The Scottish Book Trust has published its list of the top ten uplifting books, as voted for by Scottish readers, in an attempt to chase away the January blues.

The poll features some much-loved children’s ­favourites including The Railway Children and Roald Dahl’s Matilda, which topped the list, as well as adult reads including two Jane Austen novels, Charles Dickens’ A Christmas Carol, and The Shipping News by Annie Proulx, the most contemporary of the books included.

The list was chosen by visitors to the Scottish Book Trust’s website and is designed to combat tomorrow’s Blue Monday – named the most depressing day of the year – by allowing readers to pick the books they felt had the most uplifting endings.

One reader, Lydia Syson, who voted for The Railway Children, said: “The great thing about the happy ending of The Railway Children is that it gets better every time you read it. The poignancy of that scream of “Oh! My Daddy, my Daddy!” only intensifies when you’ve been let into the secret and you know what’s coming.

“I’m reading the book to my two youngest children right now, my voice cracking with virtually every chapter. I can’t wait to reach the final scenes with them.”

Marc Lambert, chief executive of the Scottish Book Trust, said that curling up with a good book could be an excellent way to chase off the January blues: “A novel is a powerful way to raise your spirits. A good novel is a totally engaging experience which lifts us out of the ­everyday, and there is considerable evidence that enjoying a book is good for our well-being and state of mind.”

The date for “the most depressing day of the year” was identified by Cliff Arnall, formerly of Cardiff University, using a mathematical formula. The formula calculates that Monday, 21 January, will be the worst day this year: when the Christmas glow has faded away, New Year resolutions have been broken, cold winter weather has set in and credit card bills will be landing on doormats.

Behavioural psychologist Jo Hemmings said we often turn to books for comfort, particularly ones we have read before, when we’re feeling down and depressed.

“We go to things that we know have given us pleasure in the past and will give us pleasure again. It’s that sense of escapism but also a knowledge that you’ve been there before,” she said.

Michael Merillo, 33, a graphic novels and sci-fi fan, voted for Matilda. He said: “For me it’s the book with the happiest ending because of what happens to Miss Honey. She is a caring, thoughtful, generous, proud and independent teacher.”

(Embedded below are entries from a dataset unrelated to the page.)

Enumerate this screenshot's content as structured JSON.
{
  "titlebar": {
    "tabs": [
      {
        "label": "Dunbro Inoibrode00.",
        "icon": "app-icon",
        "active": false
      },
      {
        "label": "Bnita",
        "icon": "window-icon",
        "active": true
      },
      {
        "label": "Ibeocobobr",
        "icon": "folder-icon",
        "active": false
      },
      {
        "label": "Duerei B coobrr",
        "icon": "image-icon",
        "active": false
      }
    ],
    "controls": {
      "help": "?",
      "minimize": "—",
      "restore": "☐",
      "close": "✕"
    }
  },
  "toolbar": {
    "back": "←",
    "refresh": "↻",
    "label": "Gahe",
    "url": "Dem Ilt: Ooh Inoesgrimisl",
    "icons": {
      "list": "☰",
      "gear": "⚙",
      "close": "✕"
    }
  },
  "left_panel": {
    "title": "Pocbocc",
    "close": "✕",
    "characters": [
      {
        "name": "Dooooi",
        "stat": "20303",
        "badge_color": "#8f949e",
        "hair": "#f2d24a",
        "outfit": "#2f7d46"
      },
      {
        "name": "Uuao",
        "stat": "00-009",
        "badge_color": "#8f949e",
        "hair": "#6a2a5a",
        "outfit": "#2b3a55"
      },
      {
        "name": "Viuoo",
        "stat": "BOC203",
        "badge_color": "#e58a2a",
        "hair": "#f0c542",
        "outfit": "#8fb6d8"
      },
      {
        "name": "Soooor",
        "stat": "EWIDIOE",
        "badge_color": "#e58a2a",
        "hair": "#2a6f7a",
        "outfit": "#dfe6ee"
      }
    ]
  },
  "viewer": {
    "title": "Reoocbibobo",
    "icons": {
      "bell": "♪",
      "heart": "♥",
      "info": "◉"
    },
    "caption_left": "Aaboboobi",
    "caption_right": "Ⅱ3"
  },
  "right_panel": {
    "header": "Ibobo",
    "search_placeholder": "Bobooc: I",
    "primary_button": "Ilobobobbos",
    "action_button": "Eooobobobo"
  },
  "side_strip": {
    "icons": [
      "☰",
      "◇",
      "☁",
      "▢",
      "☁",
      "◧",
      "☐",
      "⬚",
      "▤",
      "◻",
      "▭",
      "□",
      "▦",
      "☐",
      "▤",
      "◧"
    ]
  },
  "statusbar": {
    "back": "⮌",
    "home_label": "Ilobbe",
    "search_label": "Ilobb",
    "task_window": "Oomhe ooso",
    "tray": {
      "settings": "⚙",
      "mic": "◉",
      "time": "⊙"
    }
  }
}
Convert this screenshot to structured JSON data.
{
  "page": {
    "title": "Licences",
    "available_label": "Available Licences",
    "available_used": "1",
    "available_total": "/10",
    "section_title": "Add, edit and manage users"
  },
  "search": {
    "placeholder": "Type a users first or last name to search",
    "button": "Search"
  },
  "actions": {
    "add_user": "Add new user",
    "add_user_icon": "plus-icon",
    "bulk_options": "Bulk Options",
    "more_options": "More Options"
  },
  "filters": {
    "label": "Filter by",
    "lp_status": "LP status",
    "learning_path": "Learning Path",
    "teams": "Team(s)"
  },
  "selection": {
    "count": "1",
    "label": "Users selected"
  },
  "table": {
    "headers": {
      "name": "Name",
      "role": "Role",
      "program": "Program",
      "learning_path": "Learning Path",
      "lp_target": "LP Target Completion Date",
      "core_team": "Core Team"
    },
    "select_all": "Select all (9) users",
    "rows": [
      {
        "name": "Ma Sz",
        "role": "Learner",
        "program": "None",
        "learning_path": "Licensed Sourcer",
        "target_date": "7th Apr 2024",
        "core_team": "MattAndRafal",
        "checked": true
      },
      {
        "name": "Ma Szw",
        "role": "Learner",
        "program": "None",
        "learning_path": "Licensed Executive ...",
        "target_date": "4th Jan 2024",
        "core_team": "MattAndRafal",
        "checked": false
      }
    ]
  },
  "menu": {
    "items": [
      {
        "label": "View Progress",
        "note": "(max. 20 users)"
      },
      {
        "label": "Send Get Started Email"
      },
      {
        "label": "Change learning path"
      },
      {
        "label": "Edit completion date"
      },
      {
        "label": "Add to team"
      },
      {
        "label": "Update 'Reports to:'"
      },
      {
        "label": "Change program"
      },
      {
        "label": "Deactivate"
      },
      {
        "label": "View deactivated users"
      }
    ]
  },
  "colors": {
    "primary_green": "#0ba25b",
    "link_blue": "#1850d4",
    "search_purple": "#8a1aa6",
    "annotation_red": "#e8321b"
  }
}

1 Matilda, by Roald Dahl

2 The Railway Children, by Edith Nesbit

3 Persuasion, by Jane Austen

4 Jane Eyre, by Charlotte Brontë

5 The Shipping News, by E Annie Proulx

6 Pride And Prejudice, by Jane Austen

7 To Kill A Mockingbird, by Harper Lee

8 The Princess Bride, by William Goldman

9 Miss Pettigrew Lives For A Day, by Winifred Watson

10 A Christmas Carol, by Charles Dickens